“We LOVE our nanny Mandie that we hired through your site. We have twins, one of whom is a special needs child, and Mandie has been amazing. She is leaving us this May after 15 months with our family to pursue a great internship. We will miss her dearly.”
The responsibilities of a nanny can vary widely from household to household, depending on their arrangement with the family. Even though there is a great range, there are many duties that nannies typically perform. Asking other people who employ a nanny and searching Nannies4Hire.com can provide you with a good idea of what is typical in the field these days.
A nanny's primary responsibility is to care for any children in the home, and the nanny may live in the same house as the family. All of the tasks that go along with daily childcare are taken care of by the nanny. This means that the nanny will prepare the children's meals and snacks, make sure they get ready for school, supervise their homework, provide interesting activities for them and enforce any rules that are outlined by the parents. Most nannies also do laundry for the kids and help make sure their rooms and play area are both tidy as well. Although these are not the only duties a nanny performs, most of these fall under the umbrella of what is usually expected of them.
There are many nannies that have the additional responsibility of caring for the entire household. This means grocery shopping, help preparing meals for the entire family and regular cleaning duties, such as doing the dishes and laundry. Some may even be open to driving the children to and from after-school activities, or picking them up from school. In truth, most household duties are things that a nanny can perform, but not all nannies are comfortable doing more than childcare. It is important to talk with potential candidates about what they are and are not willing to do before you hire them. Some good information about this subject is available at Nannies4Hire.com.

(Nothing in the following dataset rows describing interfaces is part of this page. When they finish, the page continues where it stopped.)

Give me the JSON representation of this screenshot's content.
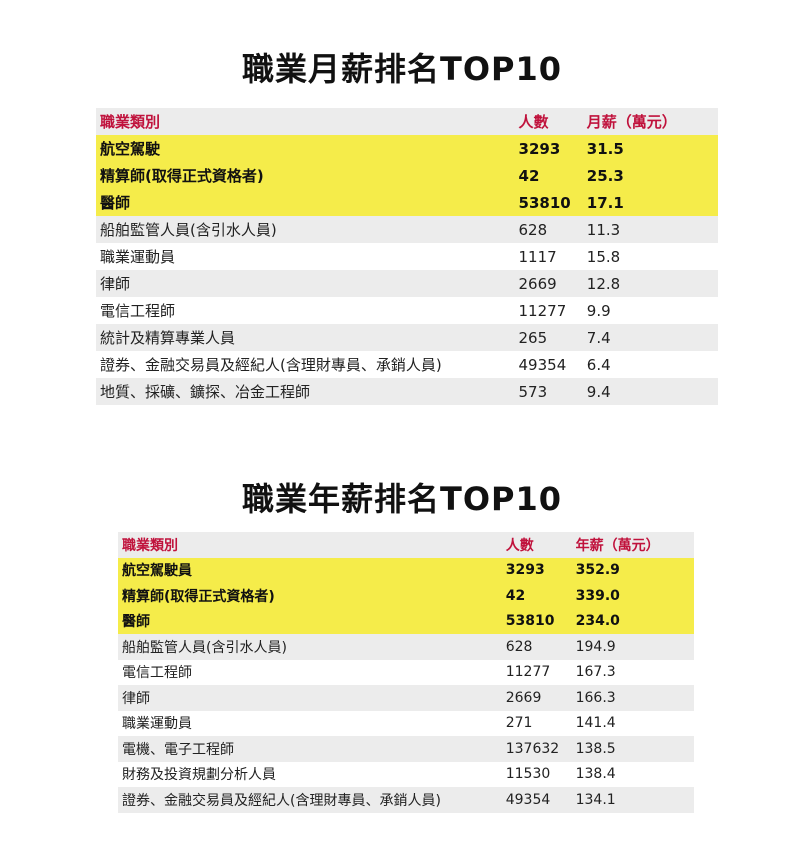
{
  "monthly": {
    "title": "職業月薪排名TOP10",
    "headers": [
      "職業類別",
      "人數",
      "月薪（萬元）"
    ],
    "rows": [
      {
        "job": "航空駕駛",
        "count": "3293",
        "salary": "31.5"
      },
      {
        "job": "精算師(取得正式資格者)",
        "count": "42",
        "salary": "25.3"
      },
      {
        "job": "醫師",
        "count": "53810",
        "salary": "17.1"
      },
      {
        "job": "船舶監管人員(含引水人員)",
        "count": "628",
        "salary": "11.3"
      },
      {
        "job": "職業運動員",
        "count": "1117",
        "salary": "15.8"
      },
      {
        "job": "律師",
        "count": "2669",
        "salary": "12.8"
      },
      {
        "job": "電信工程師",
        "count": "11277",
        "salary": "9.9"
      },
      {
        "job": "統計及精算專業人員",
        "count": "265",
        "salary": "7.4"
      },
      {
        "job": "證券、金融交易員及經紀人(含理財專員、承銷人員)",
        "count": "49354",
        "salary": "6.4"
      },
      {
        "job": "地質、採礦、鑛探、冶金工程師",
        "count": "573",
        "salary": "9.4"
      }
    ]
  },
  "yearly": {
    "title": "職業年薪排名TOP10",
    "headers": [
      "職業類別",
      "人數",
      "年薪（萬元）"
    ],
    "rows": [
      {
        "job": "航空駕駛員",
        "count": "3293",
        "salary": "352.9"
      },
      {
        "job": "精算師(取得正式資格者)",
        "count": "42",
        "salary": "339.0"
      },
      {
        "job": "醫師",
        "count": "53810",
        "salary": "234.0"
      },
      {
        "job": "船舶監管人員(含引水人員)",
        "count": "628",
        "salary": "194.9"
      },
      {
        "job": "電信工程師",
        "count": "11277",
        "salary": "167.3"
      },
      {
        "job": "律師",
        "count": "2669",
        "salary": "166.3"
      },
      {
        "job": "職業運動員",
        "count": "271",
        "salary": "141.4"
      },
      {
        "job": "電機、電子工程師",
        "count": "137632",
        "salary": "138.5"
      },
      {
        "job": "財務及投資規劃分析人員",
        "count": "11530",
        "salary": "138.4"
      },
      {
        "job": "證券、金融交易員及經紀人(含理財專員、承銷人員)",
        "count": "49354",
        "salary": "134.1"
      }
    ]
  },
  "colors": {
    "header_text": "#c0123c",
    "highlight": "#f5ec4a",
    "stripe": "#ececec"
  }
}
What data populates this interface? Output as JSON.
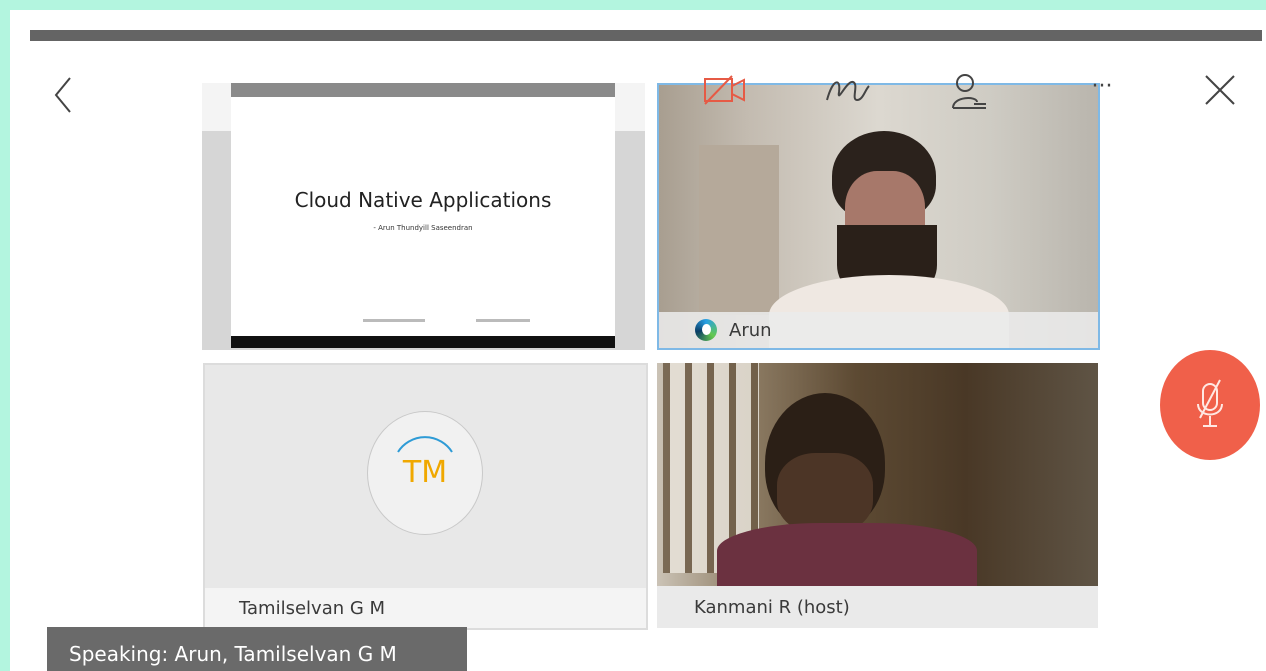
{
  "toolbar": {
    "back_icon": "chevron-left-icon",
    "video_icon": "video-off-icon",
    "annotate_icon": "pen-scribble-icon",
    "participants_icon": "participants-icon",
    "more_label": "···",
    "close_icon": "close-icon"
  },
  "slide": {
    "title": "Cloud Native Applications",
    "subtitle": "- Arun Thundyill Saseendran"
  },
  "tiles": {
    "arun": {
      "name": "Arun",
      "badge_icon": "status-ring-icon"
    },
    "tamil": {
      "name": "Tamilselvan G M",
      "initials": "TM"
    },
    "kanmani": {
      "name": "Kanmani R (host)"
    }
  },
  "status": {
    "speaking": "Speaking: Arun, Tamilselvan G M"
  },
  "mic": {
    "icon": "mic-muted-icon"
  },
  "colors": {
    "accent_red": "#f0604a",
    "active_border": "#7fb9e6",
    "background": "#b3f5df"
  }
}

Regardless of what duties a nanny begins performing in your home, as your household grows and changes you may find that you would like to add or drop some of the tasks that your nanny was originally assigned. Often, talking to the nanny is all that is needed to address the issue. If for some reason it looks as though you cannot come to an agreement that suits you both, it may be time to find another candidate for the position. Duties may also need to be adjusted for times such as summer vacation and other breaks from school. Be sure to outline these ahead of time as much as you possibly can to avoid potential conflicts or misunderstandings with your nanny.
The age of your children will also help define the tasks your nanny will attend to. Young children will usually require all-day care, whereas children who are in school will not. Caring for infants may mean trips to the store for diapers, while older kids may need some help with school projects. If you can be clear about those things that you would like your nanny to handle, it will make for a smooth relationship overall. Thinking about those details ahead of time and developing a checklist can help you be clear about your expectations when you have a conversation with a nanny.

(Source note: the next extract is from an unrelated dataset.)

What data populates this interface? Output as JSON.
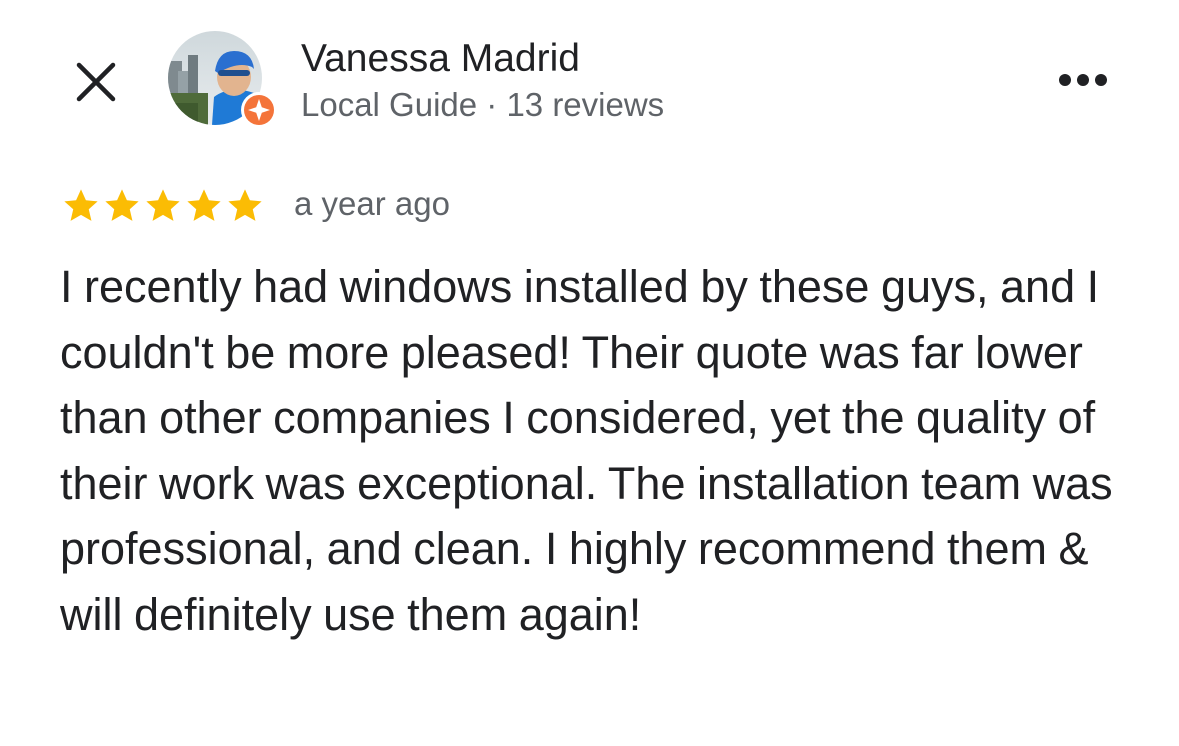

This type of communication is probably the single most important factor in any nanny/family relationship. Since the typical duties of a nanny are so situational, being specific in your wants and needs is crucial to making sure that the pairing is a good one from the beginning. Make sure you know what "reasonable expectations" are ahead of time, and if you need more information, do a little bit of research. Nannies4Hire.com has information that can be extremely helpful when trying to determine which responsibilities are common and which may be asking a bit more of your nanny. You will want to find someone who is looking to invest the same amount of time and effort that you are asking for.
Ultimately you will have to decide how comfortable you are with the nanny doing things such as driving your car and knowing your alarm code. If you want to build in a time period where the nanny has less insider access, feel free to do so; just be sure to discuss it in advance. After all, building trust works both ways.
Part-time nannies are available as well, and they can be the perfect choice for a household that needs some additional help but is not ready to take on a full-time person. Since there are fewer hours involved it is also less expensive overall, but the nanny will usually charge a higher hourly rate since the position has less security. Split-shift nannies are also available, and this can work well for parents who need someone before and after school but not during the day.
You may decide to employ a nanny only for after-school care and dinner, or for breakfasts and light cleaning. Think about what things you need the most help with and see if you can find a good match. There is such a variety of candidates out there that there is sure to be someone who is looking for a similar situation.
Finding a nanny that meets your needs can take a little bit of time, but it is well worth the search if you wind up with someone who can deliver what you are looking for. Since there are many different types of nannies out there, it pays to be clear about what you are looking for so that you can connect with someone who is a good fit for your household. Thinking things through on the front end, having a frank discussion with a potential nanny and utilizing resources such as Nannies4Hire.com can all contribute to finding the ideal person for your family.